Have confidence in yourself, you must believe in yourself; do not ever get defeated. Dare to dream. If you have a dream, pursue it. Set goals and have the courage, determination, and dedication to achieve them. In life, you will always find obstacles and pitfalls, but you must have the will to rise and persevere. Only the one who gives up is defeated.

If you want to be part of a success story – study. Many students do not finish high school because they did not arrive well prepared in their subjects from the previous years. In Middle School, you learn the bases that will allow you to succeed later in your studies. All construction requires a good foundation, and here we are laying the foundations of what you will build tomorrow.

At Middle School, you must create solid foundations in reading, writing, and mathematics. I do not worry about how low your math skills are; I offer you that if you attend class regularly, if you pay attention, if you do the assigned activities and you frankly consult your doubts in order to clarify them, you will learn what is necessary to get ahead in your studies. I have 30 years as a teacher, and many of my alumni are successful; Even former students, some who had never passed a Texas state test, have achieved Commended Performance and then have achieved a professional career.

Success depends on the will rather than the talent. The foundations of your future and that of your family are built today. Dare to succeed.

Dare to dream and when you do, dream big

The theory of self-fulfilled prophecy says that when we have a firm belief about ourselves, it ends up being fulfilled.

This was said by Henry Ford many years ago, in a phrase that is famous, that in a nutshell explains the reason behind the triumph or failure of many people:

“Whether you think you can, or if you think you can not, in both cases you’re right” …

This holds a very great truth, psychologists have proven it with multiple experiments and call it the theory of self-fulfilled prophecy.

If a student believes that they are bad at their studies, they do not put their commitment into school, they frequently fail, lower their self-esteem, conform to low grades, do not participate in class, do not ask questions because they think they will not understand.

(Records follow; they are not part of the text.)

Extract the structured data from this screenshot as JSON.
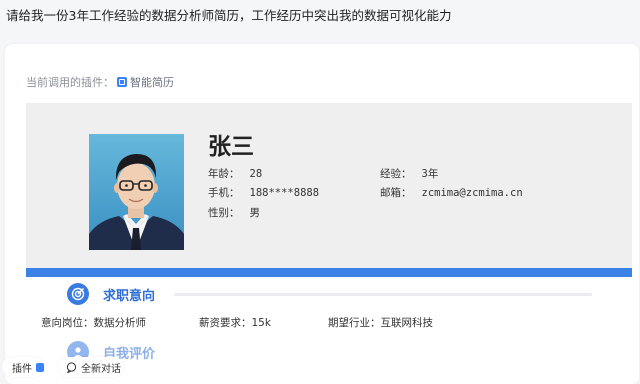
{
  "prompt": {
    "text": "请给我一份3年工作经验的数据分析师简历，工作经历中突出我的数据可视化能力"
  },
  "plugin": {
    "label": "当前调用的插件：",
    "name": "智能简历",
    "icon": "resume-plugin-icon"
  },
  "resume": {
    "name": "张三",
    "info": {
      "age_label": "年龄：",
      "age": "28",
      "experience_label": "经验：",
      "experience": "3年",
      "phone_label": "手机：",
      "phone": "188****8888",
      "email_label": "邮箱：",
      "email": "zcmima@zcmima.cn",
      "gender_label": "性别：",
      "gender": "男"
    },
    "sections": {
      "intent": {
        "title": "求职意向",
        "icon": "target-icon",
        "position_label": "意向岗位：",
        "position": "数据分析师",
        "salary_label": "薪资要求：",
        "salary": "15k",
        "industry_label": "期望行业：",
        "industry": "互联网科技"
      },
      "self_eval": {
        "title": "自我评价",
        "icon": "person-icon"
      }
    }
  },
  "bottom": {
    "plugin_label": "插件",
    "new_chat_label": "全新对话"
  },
  "colors": {
    "accent": "#3b82e6",
    "section_title": "#2f6fd6",
    "header_bg": "#efefef"
  }
}
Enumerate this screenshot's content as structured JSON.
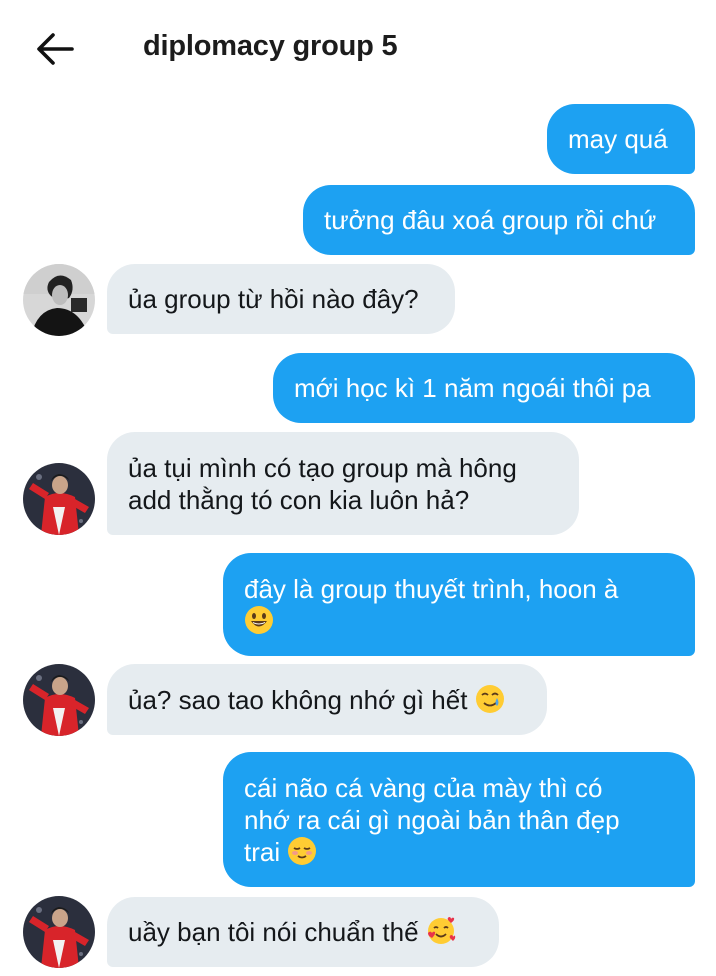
{
  "header": {
    "title": "diplomacy group 5",
    "back_icon": "arrow-left-icon"
  },
  "messages": [
    {
      "sender": "me",
      "lines": [
        "may quá"
      ]
    },
    {
      "sender": "me",
      "lines": [
        "tưởng đâu xoá group rồi chứ"
      ]
    },
    {
      "sender": "friend-bw",
      "lines": [
        "ủa group từ hồi nào đây?"
      ]
    },
    {
      "sender": "me",
      "lines": [
        "mới học kì 1 năm ngoái thôi pa"
      ]
    },
    {
      "sender": "friend-red",
      "lines": [
        "ủa tụi mình có tạo group mà hông",
        "add thằng tó con kia luôn hả?"
      ]
    },
    {
      "sender": "me",
      "lines": [
        "đây là group thuyết trình, hoon à",
        ""
      ],
      "emoji": "grinning-face"
    },
    {
      "sender": "friend-red",
      "lines": [
        "ủa? sao tao không nhớ gì hết "
      ],
      "emoji": "smiling-face-with-tear"
    },
    {
      "sender": "me",
      "lines": [
        "cái não cá vàng của mày thì có",
        "nhớ ra cái gì ngoài bản thân đẹp",
        "trai "
      ],
      "emoji": "smiling-face-blushing"
    },
    {
      "sender": "friend-red",
      "lines": [
        "uầy bạn tôi nói chuẩn thế "
      ],
      "emoji": "smiling-face-with-hearts"
    }
  ],
  "colors": {
    "outgoing_bubble": "#1da1f2",
    "incoming_bubble": "#e6ecf0",
    "outgoing_text": "#ffffff",
    "incoming_text": "#14171a"
  }
}
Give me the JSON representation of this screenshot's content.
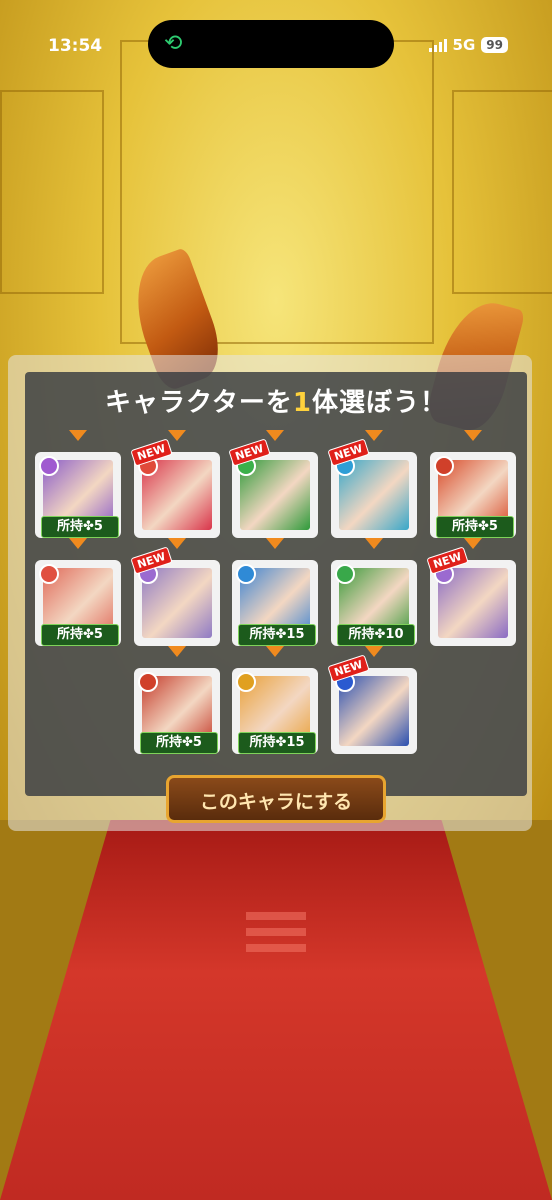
{
  "status_bar": {
    "time": "13:54",
    "network": "5G",
    "battery": "99",
    "island_icon": "app-activity-icon"
  },
  "dialog": {
    "title_before": "キャラクターを",
    "title_number": "1",
    "title_after": "体選ぼう！",
    "select_button": "このキャラにする"
  },
  "characters": [
    {
      "name": "char-1",
      "owned": "所持✤5",
      "new": false,
      "color": "#8a5cc9",
      "orb": "#a05ad0"
    },
    {
      "name": "char-2",
      "owned": "",
      "new": true,
      "color": "#d9344a",
      "orb": "#e04a3a"
    },
    {
      "name": "char-3",
      "owned": "",
      "new": true,
      "color": "#2e9a3a",
      "orb": "#3bb04a"
    },
    {
      "name": "char-4",
      "owned": "",
      "new": true,
      "color": "#37a7c9",
      "orb": "#2f9ed6"
    },
    {
      "name": "char-5",
      "owned": "所持✤5",
      "new": false,
      "color": "#d84a2a",
      "orb": "#d0402a"
    },
    {
      "name": "char-6",
      "owned": "所持✤5",
      "new": false,
      "color": "#e06a5a",
      "orb": "#e05040"
    },
    {
      "name": "char-7",
      "owned": "",
      "new": true,
      "color": "#8f7ac4",
      "orb": "#9b6ad0"
    },
    {
      "name": "char-8",
      "owned": "所持✤15",
      "new": false,
      "color": "#3f84d1",
      "orb": "#2f8ad6"
    },
    {
      "name": "char-9",
      "owned": "所持✤10",
      "new": false,
      "color": "#3a9a3a",
      "orb": "#39a84a"
    },
    {
      "name": "char-10",
      "owned": "",
      "new": true,
      "color": "#8a6bc4",
      "orb": "#9b6ad0"
    },
    {
      "name": "char-11",
      "owned": "所持✤5",
      "new": false,
      "color": "#c43a2a",
      "orb": "#d0402a"
    },
    {
      "name": "char-12",
      "owned": "所持✤15",
      "new": false,
      "color": "#e9a13a",
      "orb": "#e0a020"
    },
    {
      "name": "char-13",
      "owned": "",
      "new": true,
      "color": "#2a4fb0",
      "orb": "#2a5ad0"
    }
  ],
  "labels": {
    "new_badge": "NEW"
  },
  "colors": {
    "accent": "#ffd23c",
    "badge_green": "#1c5b1c",
    "arrow": "#f08a1e"
  }
}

They are assigned the label of mediocre, playful, or chatterbox and soon will be seen as such by their classmates and their teachers. The child tends to behave according to the expectation they have of him. (The Rosenthal and Jacobson experiment in 1966 is well known) and is known as the Pygmalion effect or self-fulfilling prophecy.

All of us who have been teachers for a long time have seen how important a student’s self-motivation is for their success in school and life. Behind winning students, there are usually parents, grandparents and family members who believed in them and encouraged them to persevere when they had a problem. How often teachers make the big mistake of highlighting faults and ignoring the qualities and effort of our students.

Similarly, many times parents are responsible for the low self-esteem of their children. If they say to him every day; you are a loser, you are useless at everything, you are not like your older brother who is intelligent and responsible or some other derogatory phrase, and they only see the defects and do not publicly acknowledge his qualities, they are condemning this son to failure in life.

The emotional support that parents and teachers give their children is very important.

If you want to succeed in life commit yourself to do so, take advantage of this great opportunity you have at this time to study and show the world how much you are worth, the great potential you have to face any challenge and overcome it.

If you do not stop yourself, no one else can do it. Dare to succeed.

You Can Be Succesfull

You Can

One of the biggest misconceptions about being successful in school (and in life) is that you sit at your desk and automatically success comes to you. When the reality is that you have to fight for it, and fight hard.

  • Trust yourself
  • Work Hard
  • Don’t be afraid to fail
  • Stay Focused
  • Be Persistent
  • Never Give Up!

Say to yourself:  I will persist until I succeed!

Don’t eat the marshmallow!  Joachim de Posada  TED